PLANS to force nurses to work 12-hour shifts could jeopardise patient safety, The Royal College of Nursing has claimed.
Mid Yorkshire Hospitals NHS Trust, which operates Dewsbury District Hospital, has announced a plan to change the working patterns of its nursing staff.
At the moment about 40% of nurses working for the Mid Yorkshire trust work shorter shifts. They are being asked to consider a move to standardise shift patterns so that everyone works two or more long shifts in a week as opposed to a variety of shifts.
But officials from the Royal College of Nursing (RCN) say they fear it could lead to more mistakes.
RCN regional director for Yorkshire, Glenn Turp, said: “It is true that Royal College of Nursing research indicates that longer shifts tend to be popular amongst some of our members – but one size doesn’t fit all.
“This approach does not take account of the fact that many staff will have caring responsibilities or may have medical or other reasons why working for 12 hours is just out of the question.
“We are also concerned that there could be periods in the day when all the staff on a ward are reaching the end of their working day and this could lead to some serious patient safety issues.”
RCN officials have said their report, “A Shift in the Right Direction”, found that: “Concentration and productivity tend to decline towards the end of the shifts, following lunch and during the night and early hours of the morning.”
It goes on to recommend, “Where possible, demanding, dangerous and/or safety-critical work should be avoided during the night and early hours of the morning and towards the end of long shifts.
“When work is particularly demanding, consider shortening the length of the shift.”
Helen Thomson, interim chief nurse at The Mid Yorkshire Hospitals NHS Trust, said: “The key aim of this proposal that we are consulting on is to improve safe, high quality care. The views of our staff and their representatives are an important part of this which is why we are carrying out a consultation.
“We are already taking the views of the RCN into account and we have also considered national research as part of our development of the proposal.
“We have been clear that there will be times when other shift patterns will need to be accommodated and we would of course aim to be as flexible as possible to individuals.

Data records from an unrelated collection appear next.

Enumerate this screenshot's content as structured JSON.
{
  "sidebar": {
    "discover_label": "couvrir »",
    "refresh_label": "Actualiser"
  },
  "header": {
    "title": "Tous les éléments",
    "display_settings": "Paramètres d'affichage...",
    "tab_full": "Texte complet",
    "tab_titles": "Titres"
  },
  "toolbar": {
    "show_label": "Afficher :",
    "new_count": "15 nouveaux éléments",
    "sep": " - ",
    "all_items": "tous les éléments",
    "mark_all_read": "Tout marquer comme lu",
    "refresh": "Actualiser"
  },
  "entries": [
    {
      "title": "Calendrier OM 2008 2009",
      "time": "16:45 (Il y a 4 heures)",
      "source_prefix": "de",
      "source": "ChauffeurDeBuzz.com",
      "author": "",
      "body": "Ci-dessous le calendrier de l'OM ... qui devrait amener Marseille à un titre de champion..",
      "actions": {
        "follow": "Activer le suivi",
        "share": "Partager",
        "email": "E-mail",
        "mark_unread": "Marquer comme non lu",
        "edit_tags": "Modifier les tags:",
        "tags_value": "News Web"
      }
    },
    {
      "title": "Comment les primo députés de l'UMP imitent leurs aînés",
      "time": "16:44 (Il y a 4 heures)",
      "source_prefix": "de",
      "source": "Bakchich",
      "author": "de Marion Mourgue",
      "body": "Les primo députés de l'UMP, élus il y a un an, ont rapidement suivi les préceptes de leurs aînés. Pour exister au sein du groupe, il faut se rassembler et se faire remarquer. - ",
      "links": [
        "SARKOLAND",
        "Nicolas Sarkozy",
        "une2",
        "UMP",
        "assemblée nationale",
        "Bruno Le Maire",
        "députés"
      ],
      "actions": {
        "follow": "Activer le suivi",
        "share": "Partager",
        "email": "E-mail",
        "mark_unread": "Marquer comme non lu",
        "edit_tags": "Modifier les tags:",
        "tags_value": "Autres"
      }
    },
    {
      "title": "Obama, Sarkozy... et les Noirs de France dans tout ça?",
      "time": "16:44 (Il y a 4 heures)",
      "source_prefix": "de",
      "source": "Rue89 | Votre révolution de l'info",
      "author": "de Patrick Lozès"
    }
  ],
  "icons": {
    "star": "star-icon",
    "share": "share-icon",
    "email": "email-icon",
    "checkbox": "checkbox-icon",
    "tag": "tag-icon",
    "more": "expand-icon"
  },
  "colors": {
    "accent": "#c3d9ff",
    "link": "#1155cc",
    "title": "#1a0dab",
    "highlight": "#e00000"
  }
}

“However, what we are proposing is a shift pattern similar to that which many nurses already work and which is aimed at improving continuity of care for patients.”